Quinone reductase 2 (QR2, E.C. 188.8.131.52) is an enzyme with a feature that has attracted attention for several decades: in standard conditions, instead of recognizing NAD(P)H as an electron donor, it recognizes putative metabolites of NADH such as N-methyl- and N-ribosyl-dihydronicotinamide. QR2 has been particularly associated with reactive oxygen species and memory, strongly suggesting a link among QR2 (as a possible key element in pro-oxidation), autophagy, and neurodegeneration. In molecular and cellular pharmacology, understanding physiopathological associations can be difficult because of a lack of specific and powerful tools. Here we present a thorough description of the potent, nanomolar inhibitor S29434 (IC50 = 5 to 16 nM) of QR2 at different organizational levels. We provide full detailed syntheses; describe its co-crystallization with and behavior at QR2 on a millisecond timeline; show that it penetrates cell membranes and inhibits QR2-mediated ROS production within the 100 nM range; and describe its actions in several in vivo models, and lack of actions in various ROS-producing systems. The inhibitor is fairly stable in vivo, penetrates cells, specifically inhibits QR2, and shows activities that suggest a key role for this enzyme in different pathological conditions including neurodegenerative diseases.
Modulating interoception by insula stimulation: A double-blinded tDCS study.
Publication Date: 17/12/2018, on Neuroscience letters
by Sagliano L, Magliacano A, Parazzini M, Fiocchi S, Trojano L, Grossi D
Interoception consists in the perception and processing of internal body signals, such as heartbeat. Previous neuroimaging studies revealed that attention to heartbeat activated bilateral insula and premotor regions. In the present double-blind study, we aimed at testing the role of insula in interoception by means of transcranial direct current stimulation (tDCS) interfering with its activity. Sixteen healthy participants responded to a questionnaire to evaluate the tendency to be internally focused and performed a heartbeat counting task before and after tDCS in three sessions (left insula stimulation, right insula stimulation, sham stimulation). Real and reported heartbeat were recorded and used to calculate the accuracy scores. A significant interaction between stimulation condition and time (pre- and post-stimulation) was found due to a significant improvement of the interoceptive accuracy in the sham condition only. Our results demonstrated that stimulation over the insula reduced the possibility to improve the precision with which individuals detect internal signals.

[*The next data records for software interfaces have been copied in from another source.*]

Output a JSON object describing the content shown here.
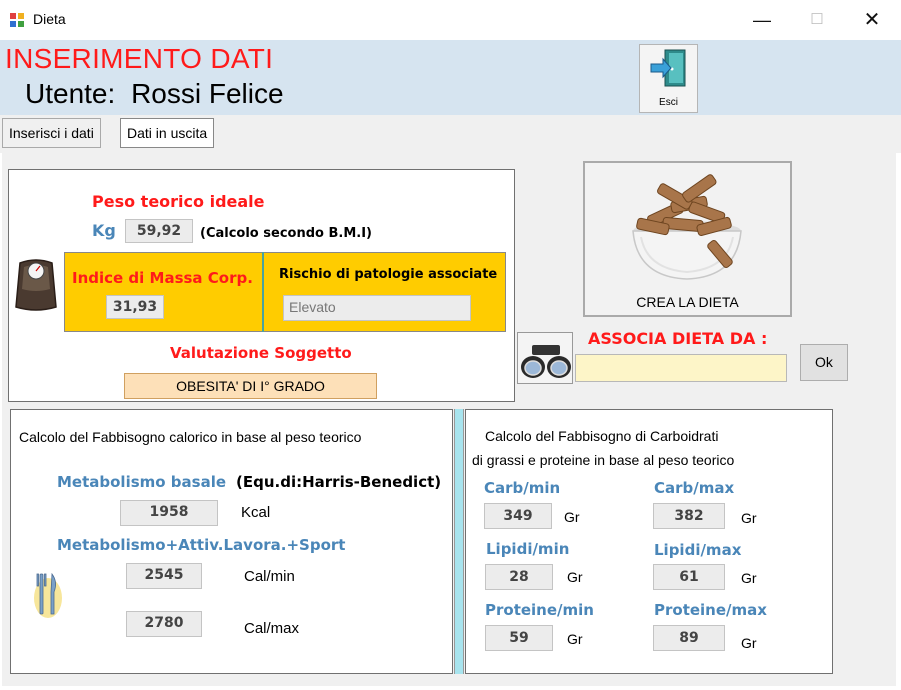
{
  "window": {
    "title": "Dieta",
    "controls": {
      "minimize": "—",
      "maximize": "☐",
      "close": "✕"
    }
  },
  "header": {
    "title": "INSERIMENTO DATI",
    "user_prefix": "Utente:",
    "user_name": "Rossi Felice",
    "exit_label": "Esci"
  },
  "tabs": [
    {
      "label": "Inserisci i dati"
    },
    {
      "label": "Dati in uscita"
    }
  ],
  "bmi_section": {
    "peso_label": "Peso teorico ideale",
    "kg_label": "Kg",
    "peso_value": "59,92",
    "bmi_note": "(Calcolo secondo B.M.I)",
    "imc_label": "Indice di Massa Corp.",
    "imc_value": "31,93",
    "risk_label": "Rischio di patologie associate",
    "risk_value": "Elevato",
    "valutazione_label": "Valutazione Soggetto",
    "valutazione_value": "OBESITA' DI  I° GRADO"
  },
  "diet": {
    "crea_label": "CREA LA DIETA",
    "associa_label": "ASSOCIA DIETA DA :",
    "associa_value": "",
    "ok_label": "Ok"
  },
  "calorie_section": {
    "title": "Calcolo del Fabbisogno  calorico  in base al peso teorico",
    "metabolismo_label": "Metabolismo basale",
    "metabolismo_note": "(Equ.di:Harris-Benedict)",
    "metabolismo_value": "1958",
    "metabolismo_unit": "Kcal",
    "sport_label": "Metabolismo+Attiv.Lavora.+Sport",
    "cal_min_value": "2545",
    "cal_min_unit": "Cal/min",
    "cal_max_value": "2780",
    "cal_max_unit": "Cal/max"
  },
  "macro_section": {
    "title_line1": "Calcolo del Fabbisogno  di Carboidrati",
    "title_line2": "di grassi e proteine in base al peso teorico",
    "unit": "Gr",
    "carb_min_label": "Carb/min",
    "carb_min_value": "349",
    "carb_max_label": "Carb/max",
    "carb_max_value": "382",
    "lipidi_min_label": "Lipidi/min",
    "lipidi_min_value": "28",
    "lipidi_max_label": "Lipidi/max",
    "lipidi_max_value": "61",
    "proteine_min_label": "Proteine/min",
    "proteine_min_value": "59",
    "proteine_max_label": "Proteine/max",
    "proteine_max_value": "89"
  },
  "icons": {
    "app": "app-icon",
    "exit": "exit-door-icon",
    "scale": "scale-icon",
    "pasta": "pasta-bowl-icon",
    "binoculars": "binoculars-icon",
    "cutlery": "cutlery-icon"
  },
  "colors": {
    "header_bg": "#d6e4f0",
    "title_red": "#ff1a1a",
    "label_blue": "#4a86b8",
    "yellow_panel": "#ffcc00",
    "result_field": "#fde0b8",
    "input_field": "#fdf5c8",
    "splitter": "#a8e4ee"
  }
}
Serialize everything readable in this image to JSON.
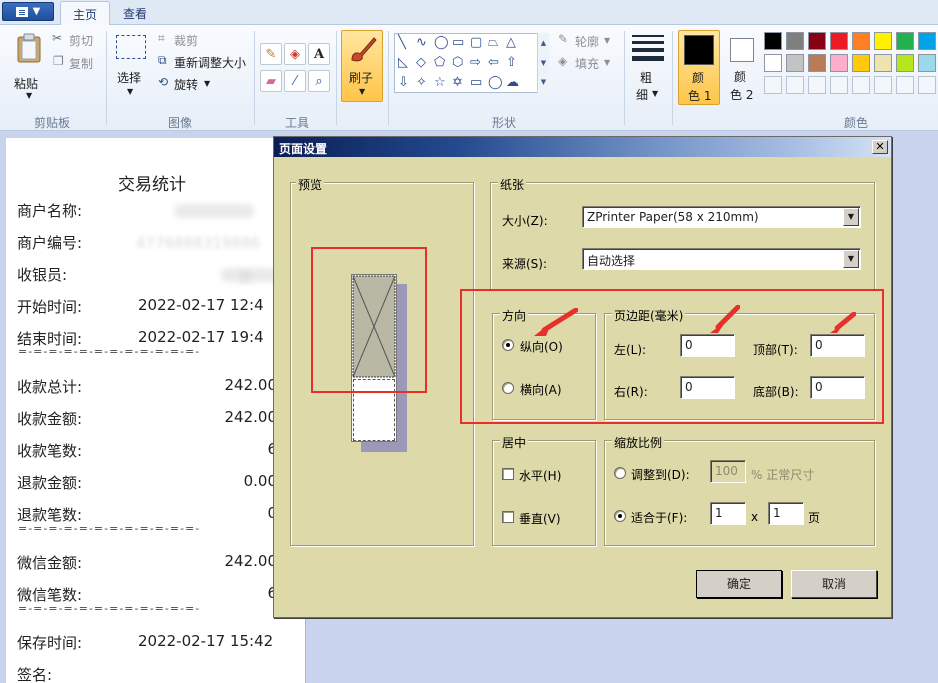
{
  "ribbon": {
    "tabs": [
      "主页",
      "查看"
    ],
    "clipboard": {
      "paste": "粘贴",
      "cut": "剪切",
      "copy": "复制",
      "group": "剪贴板"
    },
    "image": {
      "select": "选择",
      "crop": "裁剪",
      "resize": "重新调整大小",
      "rotate": "旋转",
      "group": "图像"
    },
    "tools": {
      "group": "工具",
      "text_glyph": "A"
    },
    "brush": {
      "label": "刷子"
    },
    "shapes": {
      "outline": "轮廓",
      "fill": "填充",
      "group": "形状"
    },
    "size": {
      "label1": "粗",
      "label2": "细"
    },
    "colors": {
      "color1": "颜",
      "color1b": "色 1",
      "color2": "颜",
      "color2b": "色 2",
      "group": "颜色",
      "palette_row1": [
        "#000000",
        "#7f7f7f",
        "#880015",
        "#ed1c24",
        "#ff7f27",
        "#fff200",
        "#22b14c",
        "#00a2e8"
      ],
      "palette_row2": [
        "#ffffff",
        "#c3c3c3",
        "#b97a57",
        "#ffaec9",
        "#ffc90e",
        "#efe4b0",
        "#b5e61d",
        "#99d9ea"
      ]
    }
  },
  "document": {
    "title": "交易统计",
    "rows": [
      {
        "label": "商户名称:",
        "value": ""
      },
      {
        "label": "商户编号:",
        "value": ""
      },
      {
        "label": "收银员:",
        "value": ""
      },
      {
        "label": "开始时间:",
        "value": "2022-02-17 12:4"
      },
      {
        "label": "结束时间:",
        "value": "2022-02-17 19:4"
      },
      {
        "label": "收款总计:",
        "value": "242.00"
      },
      {
        "label": "收款金额:",
        "value": "242.00"
      },
      {
        "label": "收款笔数:",
        "value": "6"
      },
      {
        "label": "退款金额:",
        "value": "0.00"
      },
      {
        "label": "退款笔数:",
        "value": "0"
      },
      {
        "label": "微信金额:",
        "value": "242.00"
      },
      {
        "label": "微信笔数:",
        "value": "6"
      },
      {
        "label": "保存时间:",
        "value": "2022-02-17 15:42"
      },
      {
        "label": "签名:",
        "value": ""
      }
    ],
    "merchant_id_partial": "4776888319886",
    "cashier_partial": "张",
    "dash": "=-=-=-=-=-=-=-=-=-=-=-=-"
  },
  "dialog": {
    "title": "页面设置",
    "close": "✕",
    "preview": "预览",
    "paper": {
      "title": "纸张",
      "size_label": "大小(Z):",
      "size_value": "ZPrinter Paper(58 x 210mm)",
      "source_label": "来源(S):",
      "source_value": "自动选择"
    },
    "orientation": {
      "title": "方向",
      "portrait": "纵向(O)",
      "landscape": "横向(A)",
      "selected": "portrait"
    },
    "margins": {
      "title": "页边距(毫米)",
      "left_label": "左(L):",
      "left": "0",
      "right_label": "右(R):",
      "right": "0",
      "top_label": "顶部(T):",
      "top": "0",
      "bottom_label": "底部(B):",
      "bottom": "0"
    },
    "center": {
      "title": "居中",
      "horizontal": "水平(H)",
      "vertical": "垂直(V)"
    },
    "scale": {
      "title": "缩放比例",
      "adjust_label": "调整到(D):",
      "adjust_value": "100",
      "adjust_unit": "% 正常尺寸",
      "fit_label": "适合于(F):",
      "fit_w": "1",
      "fit_x": "x",
      "fit_h": "1",
      "fit_unit": "页",
      "selected": "fit"
    },
    "ok": "确定",
    "cancel": "取消"
  }
}
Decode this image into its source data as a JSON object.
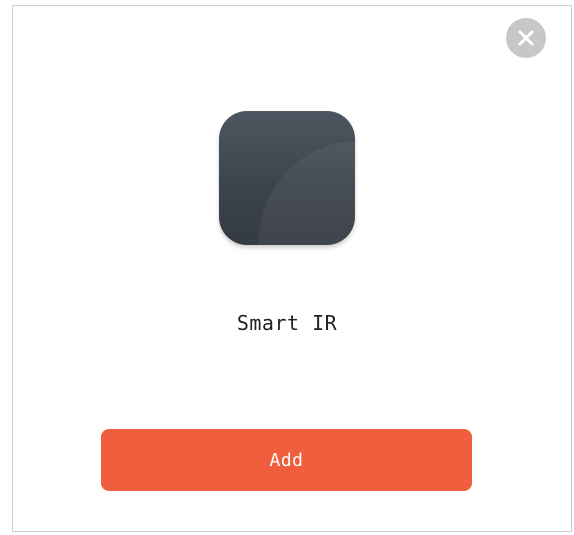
{
  "dialog": {
    "close_icon": "close-icon",
    "device_icon": "smart-ir-device-icon",
    "device_name": "Smart IR",
    "add_label": "Add",
    "colors": {
      "accent": "#f05e3d",
      "close_bg": "#c7c7c9",
      "icon_bg": "#434a53",
      "text": "#222222"
    }
  }
}
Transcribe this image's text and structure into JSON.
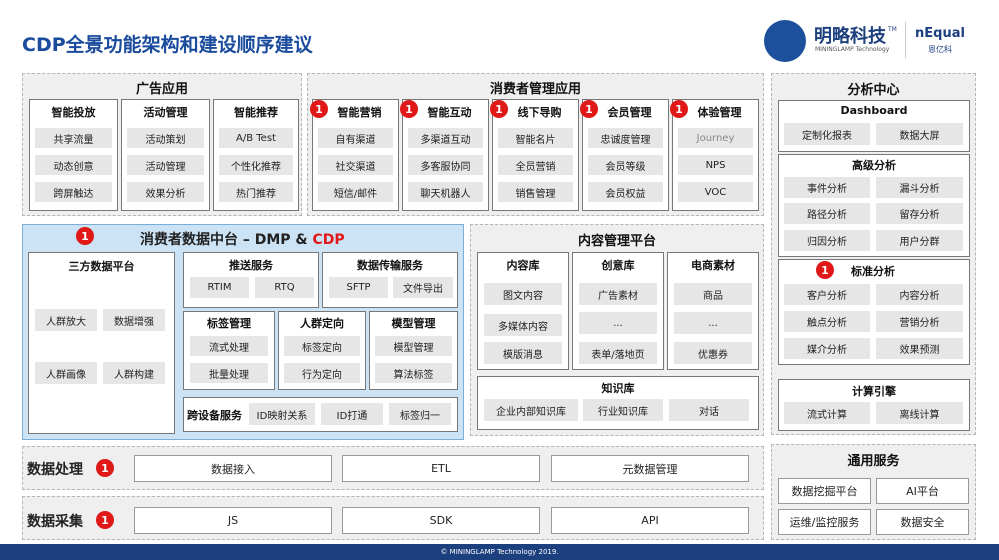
{
  "title": "CDP全景功能架构和建设顺序建议",
  "logo": {
    "name": "明略科技",
    "sub": "MININGLAMP Technology",
    "tm": "TM",
    "brand": "nEqual",
    "brand_sub": "恩亿科"
  },
  "badge": "1",
  "ad": {
    "title": "广告应用",
    "cols": [
      {
        "h": "智能投放",
        "items": [
          "共享流量",
          "动态创意",
          "跨屏触达"
        ]
      },
      {
        "h": "活动管理",
        "items": [
          "活动策划",
          "活动管理",
          "效果分析"
        ]
      },
      {
        "h": "智能推荐",
        "items": [
          "A/B Test",
          "个性化推荐",
          "热门推荐"
        ]
      }
    ]
  },
  "consumer": {
    "title": "消费者管理应用",
    "cols": [
      {
        "h": "智能营销",
        "items": [
          "自有渠道",
          "社交渠道",
          "短信/邮件"
        ]
      },
      {
        "h": "智能互动",
        "items": [
          "多渠道互动",
          "多客服协同",
          "聊天机器人"
        ]
      },
      {
        "h": "线下导购",
        "items": [
          "智能名片",
          "全员营销",
          "销售管理"
        ]
      },
      {
        "h": "会员管理",
        "items": [
          "忠诚度管理",
          "会员等级",
          "会员权益"
        ]
      },
      {
        "h": "体验管理",
        "items": [
          "Journey",
          "NPS",
          "VOC"
        ]
      }
    ]
  },
  "analysis": {
    "title": "分析中心",
    "dashboard": {
      "h": "Dashboard",
      "items": [
        "定制化报表",
        "数据大屏"
      ]
    },
    "advanced": {
      "h": "高级分析",
      "items": [
        "事件分析",
        "漏斗分析",
        "路径分析",
        "留存分析",
        "归因分析",
        "用户分群"
      ]
    },
    "standard": {
      "h": "标准分析",
      "items": [
        "客户分析",
        "内容分析",
        "触点分析",
        "营销分析",
        "媒介分析",
        "效果预测"
      ]
    },
    "compute": {
      "h": "计算引擎",
      "items": [
        "流式计算",
        "离线计算"
      ]
    }
  },
  "dmp": {
    "title_a": "消费者数据中台 – DMP & ",
    "title_b": "CDP",
    "third": {
      "h": "三方数据平台",
      "items": [
        "人群放大",
        "数据增强",
        "人群画像",
        "人群构建"
      ]
    },
    "push": {
      "h": "推送服务",
      "items": [
        "RTIM",
        "RTQ"
      ]
    },
    "trans": {
      "h": "数据传输服务",
      "items": [
        "SFTP",
        "文件导出"
      ]
    },
    "tag": {
      "h": "标签管理",
      "items": [
        "流式处理",
        "批量处理"
      ]
    },
    "crowd": {
      "h": "人群定向",
      "items": [
        "标签定向",
        "行为定向"
      ]
    },
    "model": {
      "h": "模型管理",
      "items": [
        "模型管理",
        "算法标签"
      ]
    },
    "cross": {
      "h": "跨设备服务",
      "items": [
        "ID映射关系",
        "ID打通",
        "标签归一"
      ]
    }
  },
  "content": {
    "title": "内容管理平台",
    "lib": {
      "h": "内容库",
      "items": [
        "图文内容",
        "多媒体内容",
        "模版消息"
      ]
    },
    "creative": {
      "h": "创意库",
      "items": [
        "广告素材",
        "...",
        "表单/落地页"
      ]
    },
    "ecom": {
      "h": "电商素材",
      "items": [
        "商品",
        "...",
        "优惠券"
      ]
    },
    "knowledge": {
      "h": "知识库",
      "items": [
        "企业内部知识库",
        "行业知识库",
        "对话"
      ]
    }
  },
  "processing": {
    "label": "数据处理",
    "items": [
      "数据接入",
      "ETL",
      "元数据管理"
    ]
  },
  "collection": {
    "label": "数据采集",
    "items": [
      "JS",
      "SDK",
      "API"
    ]
  },
  "general": {
    "title": "通用服务",
    "items": [
      "数据挖掘平台",
      "AI平台",
      "运维/监控服务",
      "数据安全"
    ]
  },
  "footer": "© MININGLAMP Technology 2019.",
  "colors": {
    "accent": "#1a4b9c",
    "badge": "#e01818",
    "dmp_bg": "#cce3f6",
    "cdp_red": "#e01818"
  }
}
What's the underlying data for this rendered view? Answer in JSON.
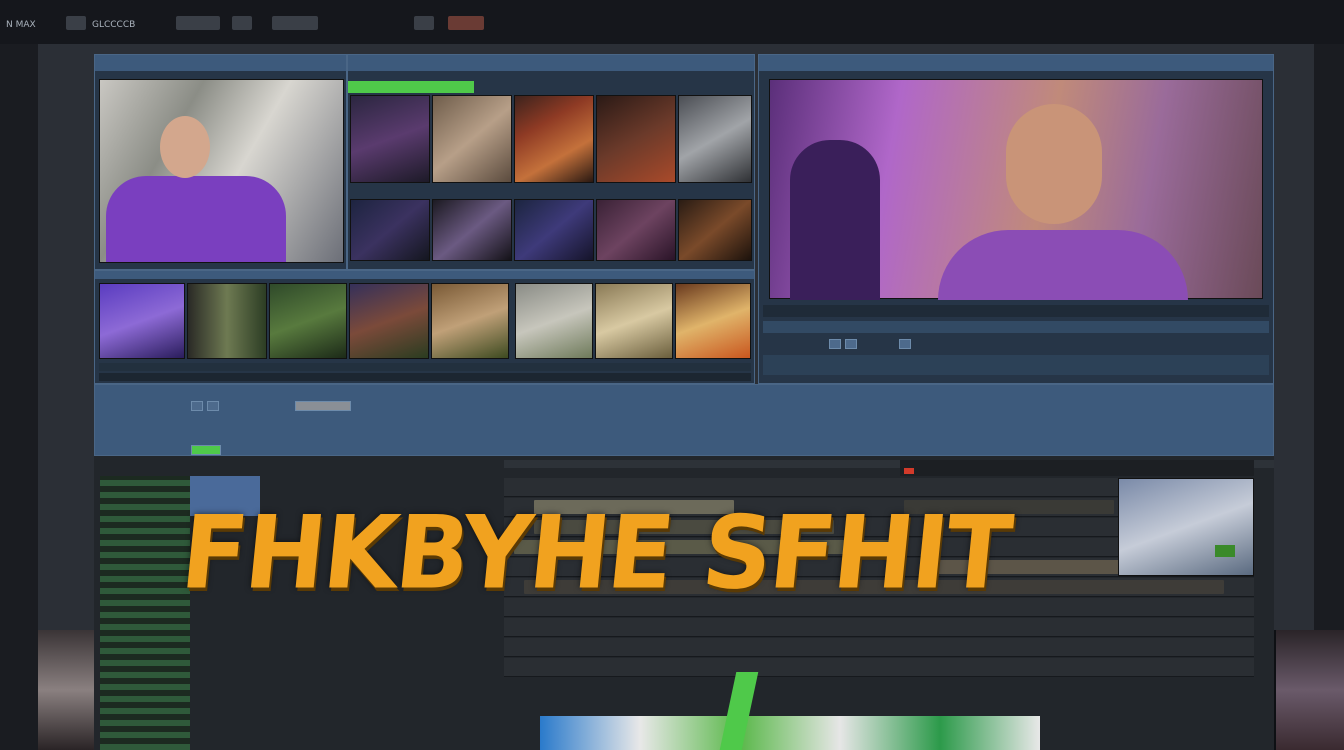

Circulating levels of IL-1 family cytokines and receptors in Alzheimer's disease: new markers of disease progression?
Publication Date: 12/12/2018, on Journal of neuroinflammation
by Italiani P, Puxeddu I, Napoletano S, Scala E, Melillo D, Manocchio S, Angiolillo A, Migliorini P, Boraschi D, Vitale E, Di Costanzo A
Although the mechanisms underlying AD neurodegeneration are not fully understood, it is now recognised that inflammation could play a crucial role in the initiation and progression of AD neurodegeneration. A neuro-inflammatory network, based on the anomalous activation of microglial cells, includes the production of a number of inflammatory cytokines both locally and systemically. These may serve as diagnostic markers or therapeutic targets for AD neurodegeneration.